The safety of herbal remedies made from the ginger is remarkable. It can be said that almost no modern pharmaceutical products can compete with the range of therapeutic properties displayed by this herb and this does not even include the complete absence of all adverse physical side effects from prolonged use of the herbal remedy. However, when using ginger products during a term of pregnancy and before surgery, patients must be careful about doses and use the herb in moderation at such times. A general safe and preventive dosage of the herbal remedy for the use of the general population can be up to 1 gram a day of the powdered herbal remedy. Dietary use of therapeutic ginger remedies must be gradual and over a long period of time in all cases, as this will ensure the optimal benefits. The quality of the rhizome will also greatly influence the effectiveness of the remedy made from ginger. Organically certified ginger products are the best, as many of the commercial ginger products are normally subjected to many potential levels of chemical contamination, at different stages of the manufacturing process. For regular supplementation, both the fresh and the dry ginger herbal remedies are recommended and these two can even be used in tandem. Though the properties and benefits given by each will be slightly different and both will have specific strengths and weaknesses.
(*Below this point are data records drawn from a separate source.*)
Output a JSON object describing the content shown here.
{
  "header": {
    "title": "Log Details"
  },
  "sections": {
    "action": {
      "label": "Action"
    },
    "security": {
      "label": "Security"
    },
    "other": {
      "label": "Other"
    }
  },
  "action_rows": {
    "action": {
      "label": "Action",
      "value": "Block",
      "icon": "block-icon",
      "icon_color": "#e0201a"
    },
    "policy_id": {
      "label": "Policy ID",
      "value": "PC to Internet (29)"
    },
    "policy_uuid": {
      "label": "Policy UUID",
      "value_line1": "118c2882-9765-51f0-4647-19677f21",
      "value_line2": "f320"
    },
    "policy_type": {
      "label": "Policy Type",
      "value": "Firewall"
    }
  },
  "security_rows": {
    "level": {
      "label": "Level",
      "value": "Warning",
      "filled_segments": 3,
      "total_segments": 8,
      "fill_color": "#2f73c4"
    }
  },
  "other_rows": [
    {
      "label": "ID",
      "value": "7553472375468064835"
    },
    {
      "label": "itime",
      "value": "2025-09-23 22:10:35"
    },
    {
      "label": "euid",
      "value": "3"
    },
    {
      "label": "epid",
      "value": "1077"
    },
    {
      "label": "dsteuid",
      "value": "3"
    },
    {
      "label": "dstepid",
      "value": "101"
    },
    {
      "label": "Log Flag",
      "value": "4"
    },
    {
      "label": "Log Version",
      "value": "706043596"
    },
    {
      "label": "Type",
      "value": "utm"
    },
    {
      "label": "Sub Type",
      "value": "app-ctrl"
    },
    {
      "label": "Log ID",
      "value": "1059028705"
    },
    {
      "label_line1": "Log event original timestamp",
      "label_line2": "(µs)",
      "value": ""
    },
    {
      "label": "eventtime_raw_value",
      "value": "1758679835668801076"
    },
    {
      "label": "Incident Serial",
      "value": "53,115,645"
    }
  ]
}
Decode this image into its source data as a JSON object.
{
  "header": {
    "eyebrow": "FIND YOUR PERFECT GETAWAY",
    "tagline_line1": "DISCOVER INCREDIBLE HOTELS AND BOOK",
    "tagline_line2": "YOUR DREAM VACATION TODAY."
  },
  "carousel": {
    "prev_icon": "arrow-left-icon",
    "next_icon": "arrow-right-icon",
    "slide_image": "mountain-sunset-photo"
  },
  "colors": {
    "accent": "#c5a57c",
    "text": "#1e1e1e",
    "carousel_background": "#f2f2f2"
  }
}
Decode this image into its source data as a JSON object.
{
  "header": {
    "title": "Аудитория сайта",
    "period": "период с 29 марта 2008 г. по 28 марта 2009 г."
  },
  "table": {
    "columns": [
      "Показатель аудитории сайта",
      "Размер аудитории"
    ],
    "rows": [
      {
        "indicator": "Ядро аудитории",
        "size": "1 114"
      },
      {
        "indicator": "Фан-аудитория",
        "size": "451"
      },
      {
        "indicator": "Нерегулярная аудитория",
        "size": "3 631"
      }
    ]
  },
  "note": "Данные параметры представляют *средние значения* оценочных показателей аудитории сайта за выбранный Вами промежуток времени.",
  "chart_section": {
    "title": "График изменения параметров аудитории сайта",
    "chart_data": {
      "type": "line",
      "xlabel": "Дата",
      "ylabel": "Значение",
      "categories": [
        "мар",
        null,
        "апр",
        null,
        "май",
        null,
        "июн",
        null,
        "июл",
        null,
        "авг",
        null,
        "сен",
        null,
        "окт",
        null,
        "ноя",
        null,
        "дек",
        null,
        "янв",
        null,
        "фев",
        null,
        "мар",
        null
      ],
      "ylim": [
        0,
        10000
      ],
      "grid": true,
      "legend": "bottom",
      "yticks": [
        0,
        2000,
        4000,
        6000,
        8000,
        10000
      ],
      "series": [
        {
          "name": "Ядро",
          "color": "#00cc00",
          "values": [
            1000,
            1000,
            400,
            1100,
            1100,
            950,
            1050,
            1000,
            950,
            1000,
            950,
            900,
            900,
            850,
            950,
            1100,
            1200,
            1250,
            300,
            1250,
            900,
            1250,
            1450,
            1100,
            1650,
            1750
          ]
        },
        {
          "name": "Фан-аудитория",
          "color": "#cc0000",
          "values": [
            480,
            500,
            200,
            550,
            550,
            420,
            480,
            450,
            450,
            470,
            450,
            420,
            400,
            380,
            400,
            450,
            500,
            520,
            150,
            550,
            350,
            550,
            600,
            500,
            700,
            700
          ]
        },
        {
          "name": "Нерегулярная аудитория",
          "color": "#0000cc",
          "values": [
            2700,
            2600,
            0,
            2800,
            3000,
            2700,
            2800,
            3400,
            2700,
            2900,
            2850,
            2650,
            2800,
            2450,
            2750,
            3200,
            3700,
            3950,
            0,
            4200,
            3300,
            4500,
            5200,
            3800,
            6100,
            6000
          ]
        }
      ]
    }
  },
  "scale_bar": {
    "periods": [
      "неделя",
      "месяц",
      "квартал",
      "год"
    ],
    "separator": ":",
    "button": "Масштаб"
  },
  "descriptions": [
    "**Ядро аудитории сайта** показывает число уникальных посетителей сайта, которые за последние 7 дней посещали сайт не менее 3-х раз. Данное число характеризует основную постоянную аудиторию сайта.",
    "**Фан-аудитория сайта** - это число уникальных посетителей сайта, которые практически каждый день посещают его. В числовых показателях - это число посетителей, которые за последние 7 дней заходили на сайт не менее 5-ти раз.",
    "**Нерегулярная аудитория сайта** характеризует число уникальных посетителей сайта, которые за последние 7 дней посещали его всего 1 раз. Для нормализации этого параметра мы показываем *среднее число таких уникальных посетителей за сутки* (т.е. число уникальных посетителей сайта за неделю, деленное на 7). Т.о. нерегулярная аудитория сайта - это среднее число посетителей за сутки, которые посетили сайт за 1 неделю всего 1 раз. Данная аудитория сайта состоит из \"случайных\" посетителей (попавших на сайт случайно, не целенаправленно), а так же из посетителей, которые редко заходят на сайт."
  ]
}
Commercially the herbal remedies made from the ginger are available in many forms, which include the fresh and dried forms, ginger syrups, and as herbal capsules and extracts.